Servo: Buy breasts where you work or bank!
- Never My Fault: When the Observers summon Mike's "old friend" Finnegan:Observer 3:note Are you enjoying your long-lost friend?
Mike: [being held down and pummeled by Finnegan] Listen, I don't know this guy, I've never met him before in my life!
Observer 1:note Wh-what do you mean? We cannot possibly make mistakes, so the error must be yours! ...Yeah!
- The Noun Who Verbed: The title of the episode. Its misleading nature is mocked in the episode guide, where writer Paul Chaplin lists the film's alternate title at the end of his synopsis as The Thing That Died.
- Obviously Evil: The crew wonders if Boyd was hired straight out of prison.
- Precision F-Strike: A mild case: "Yeah. What the hell?" Significant only because it's Gypsy saying it.
- Running Gag:
- Jessica's dramatic insistence on the "evil" of this or that;Servo: (as Jessica carries a tray) "You're all evil, and I hope you have snacks!"
- Jokes aplenty about the "trade rat" in the tree where the holy symbol is found.Mike: You know, the country needs skilled trade rats.
Mike: There's no trade rat, but there is a skilled artisan rat.
Crow: A registered trade rat!
- Servo twanging out the musical riff from The Allman Brothers Band's "Jessica" every time someone calls the character's name.
- "There's a thick, yellow stain on my back brace!"
- Flavia's odd pronunciation of 'treasure' ("TRAY-sure")
- Spoofs of Flavia's name ("Aunt Flatula" wins the gold, while silver and bronze go to "Aunt Fistula" and "Aunt Effluvia")
- Adding dialog for Gideon's head, using the voice of Dr. Smith from Lost in Space.
- Making all the men in the film hot for Flavia.
- Referencing the very familiar background music.
- There are a couple jokes about the head's resemblance to Edward Mulhare. "Mrs. Muir?"
- Jessica's dramatic insistence on the "evil" of this or that;
- Several to Star Trek: The Original Series. The Observers themselves are part-shout-out, part-Parody of the similar "Brains that have evolved beyond the need for bodies" villains from "The Gamesters of Triskelion".
- The Observers' costumes and Psychic Powers seem to be a continuation of the previous episode's references to Beneath the Planet of the Apes — specifically, their cassocks and purple cloaks vaguely resemble those of Mendez XXVI, leader of the underground Cult of the Mutants.
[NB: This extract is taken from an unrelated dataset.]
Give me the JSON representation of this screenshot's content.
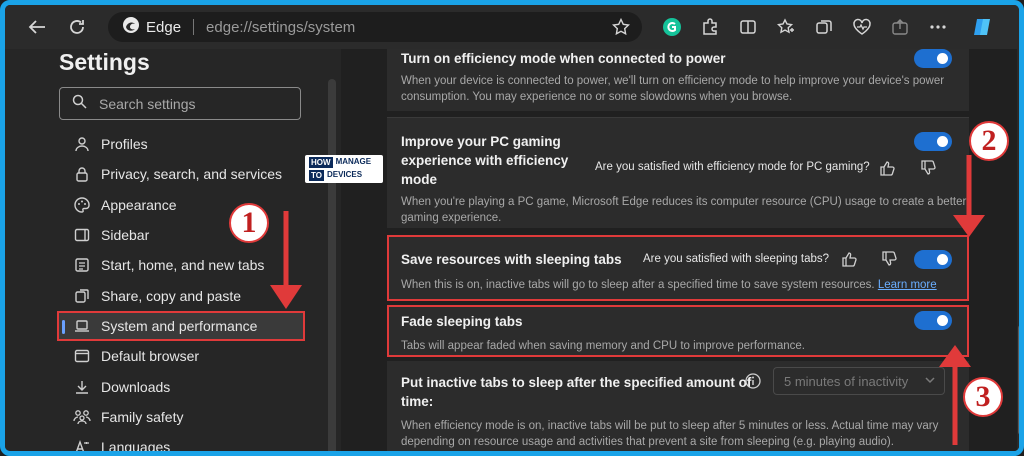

- Several in one segment. The Observers tell Mike that they can materialize people from his memories; for some reason, the first person to appear is Finnegan (another TOS reference: Captain Kirk's annoying old nemesis from the episode "Shore Leave"), who immediately starts hitting Mike and challenging him to a fight (in that order). The 'Bots beg Mike to imagine Adrienne Barbeau instead; Mike mishears them and summons Roman emperor Hadrian... who immediately begins laying into Mike a la Finnegan as well. Mike then finally manages to swap out Hadrian for Adrienne, who strikes a pose... right before she too starts whaling on Mike.
- Smug Super: The Observers do almost nothing but brag about their powers to "those who are as an amoeba", powers which would admittedly be impressive if they didn't spend so much time harping on the aspects of their powers which are then immediately contradicted by the available evidence.
- Story Arc: The debut of the Observers, one of whom will go on to become a permanent addition to Pearl's retinue.
- The Stinger: The third episode since Rocket Attack USA not to feature a cut from the movie (or short) after the closing credits,note instead using the Visual Pun of the Observers holding up their "best brains" to the camera. Fans were less than pleased, and the usual stingers returned after four episodes.
- Tranquil Fury: During the Observer's increasingly insulting inspection, Mike says nothing and just blankly stares at the camera, before finally saying enough is enough and tossing him out.
- Verbal Tic: "As we observe..." and "we perceive that..." and their variations for the Observers.
- Viewers Are Geniuses: You might think Kevin is just making vaguely Latin-sounding noises as he plays Hadrian and squares off against Mike. He is, sort of, given the way each word is delivered out of context — but the actual words are from a poem the Emperor composed shortly before his death in 138 AD.Hadrian: Animula, vagula, blandula... Hospes comesque corporis... [sucker-punches Mike]note